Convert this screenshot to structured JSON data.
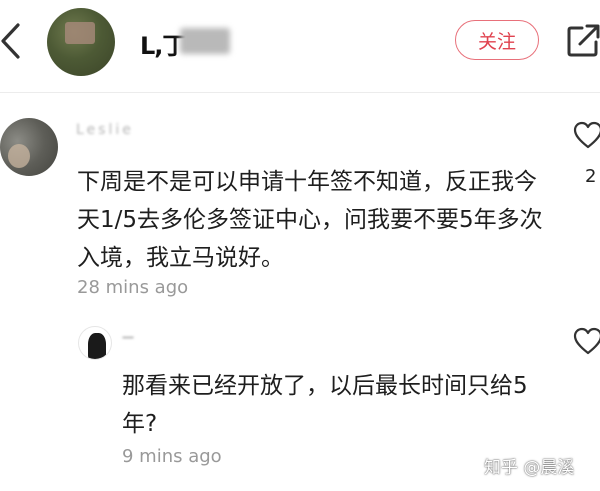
{
  "header": {
    "username": "L,丁",
    "follow_label": "关注"
  },
  "comments": [
    {
      "author": "Leslie",
      "text": "下周是不是可以申请十年签不知道，反正我今天1/5去多伦多签证中心，问我要不要5年多次入境，我立马说好。",
      "time": "28 mins ago",
      "likes": "2"
    }
  ],
  "reply": {
    "author": "一",
    "text": "那看来已经开放了，以后最长时间只给5年?",
    "time": "9 mins ago"
  },
  "watermark": "知乎 @晨溪",
  "colors": {
    "accent": "#e0424f",
    "muted_text": "#999999",
    "icon": "#333333"
  },
  "icons": {
    "back": "chevron-left-icon",
    "share": "share-icon",
    "like": "heart-icon"
  }
}
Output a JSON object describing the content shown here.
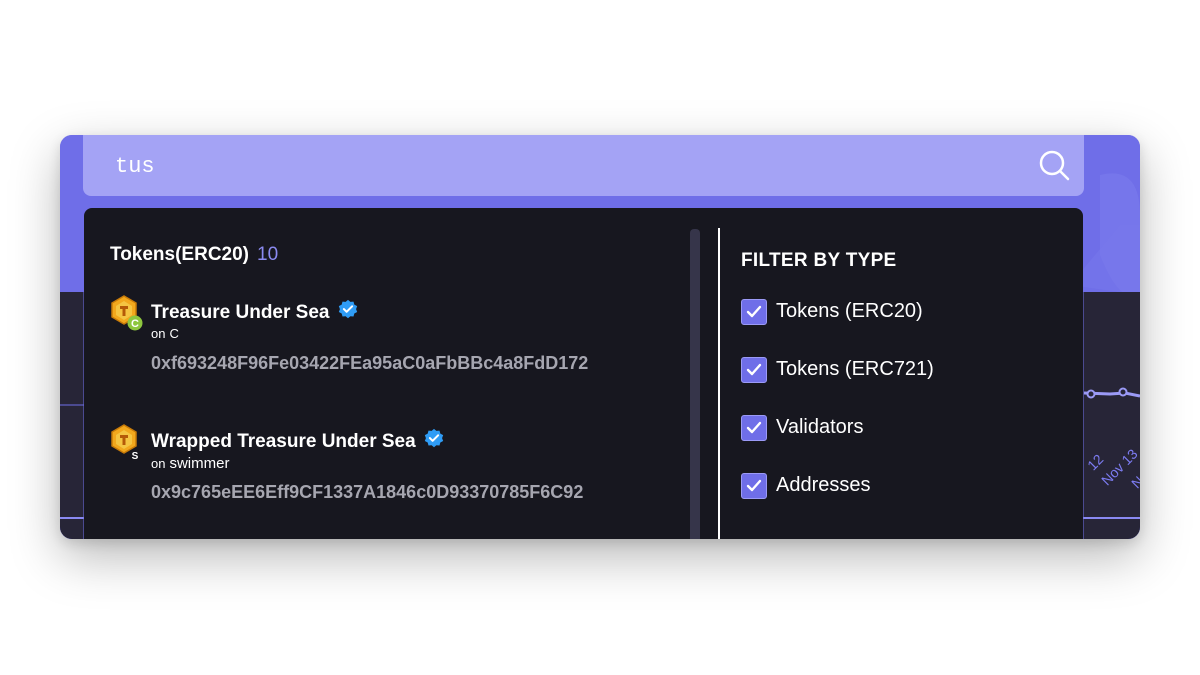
{
  "search": {
    "value": "tus",
    "icon": "search-icon"
  },
  "results": {
    "section_title": "Tokens(ERC20)",
    "section_count": "10",
    "items": [
      {
        "name": "Treasure Under Sea",
        "chain_prefix": "on",
        "chain": "C",
        "badge": "C",
        "address": "0xf693248F96Fe03422FEa95aC0aFbBBc4a8FdD172",
        "verified": true
      },
      {
        "name": "Wrapped Treasure Under Sea",
        "chain_prefix": "on",
        "chain": "swimmer",
        "badge": "S",
        "address": "0x9c765eEE6Eff9CF1337A1846c0D93370785F6C92",
        "verified": true
      }
    ]
  },
  "filters": {
    "title": "FILTER BY TYPE",
    "items": [
      {
        "label": "Tokens (ERC20)",
        "checked": true
      },
      {
        "label": "Tokens (ERC721)",
        "checked": true
      },
      {
        "label": "Validators",
        "checked": true
      },
      {
        "label": "Addresses",
        "checked": true
      }
    ]
  },
  "background_chart": {
    "labels": [
      "12",
      "Nov 13",
      "No"
    ]
  },
  "colors": {
    "accent": "#6f6ee8",
    "search_bar": "#a4a3f5",
    "dropdown_bg": "#17171f",
    "verified": "#2f9cf5",
    "address_text": "#a6a6b0"
  }
}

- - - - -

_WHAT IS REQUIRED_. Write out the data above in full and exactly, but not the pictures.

_ANSWER TO THIS PROBLEM_.
Convert this screenshot to structured JSON data.
{
  "header": {
    "username": "L,丁",
    "follow_label": "关注"
  },
  "comments": [
    {
      "author": "Leslie",
      "text": "下周是不是可以申请十年签不知道，反正我今天1/5去多伦多签证中心，问我要不要5年多次入境，我立马说好。",
      "time": "28 mins ago",
      "likes": "2"
    }
  ],
  "reply": {
    "author": "一",
    "text": "那看来已经开放了，以后最长时间只给5年?",
    "time": "9 mins ago"
  },
  "watermark": "知乎 @晨溪",
  "colors": {
    "accent": "#e0424f",
    "muted_text": "#999999",
    "icon": "#333333"
  },
  "icons": {
    "back": "chevron-left-icon",
    "share": "share-icon",
    "like": "heart-icon"
  }
}
Output a JSON object describing the content shown here.
{
  "search": {
    "value": "tus",
    "icon": "search-icon"
  },
  "results": {
    "section_title": "Tokens(ERC20)",
    "section_count": "10",
    "items": [
      {
        "name": "Treasure Under Sea",
        "chain_prefix": "on",
        "chain": "C",
        "badge": "C",
        "address": "0xf693248F96Fe03422FEa95aC0aFbBBc4a8FdD172",
        "verified": true
      },
      {
        "name": "Wrapped Treasure Under Sea",
        "chain_prefix": "on",
        "chain": "swimmer",
        "badge": "S",
        "address": "0x9c765eEE6Eff9CF1337A1846c0D93370785F6C92",
        "verified": true
      }
    ]
  },
  "filters": {
    "title": "FILTER BY TYPE",
    "items": [
      {
        "label": "Tokens (ERC20)",
        "checked": true
      },
      {
        "label": "Tokens (ERC721)",
        "checked": true
      },
      {
        "label": "Validators",
        "checked": true
      },
      {
        "label": "Addresses",
        "checked": true
      }
    ]
  },
  "background_chart": {
    "labels": [
      "12",
      "Nov 13",
      "No"
    ]
  },
  "colors": {
    "accent": "#6f6ee8",
    "search_bar": "#a4a3f5",
    "dropdown_bg": "#17171f",
    "verified": "#2f9cf5",
    "address_text": "#a6a6b0"
  }
}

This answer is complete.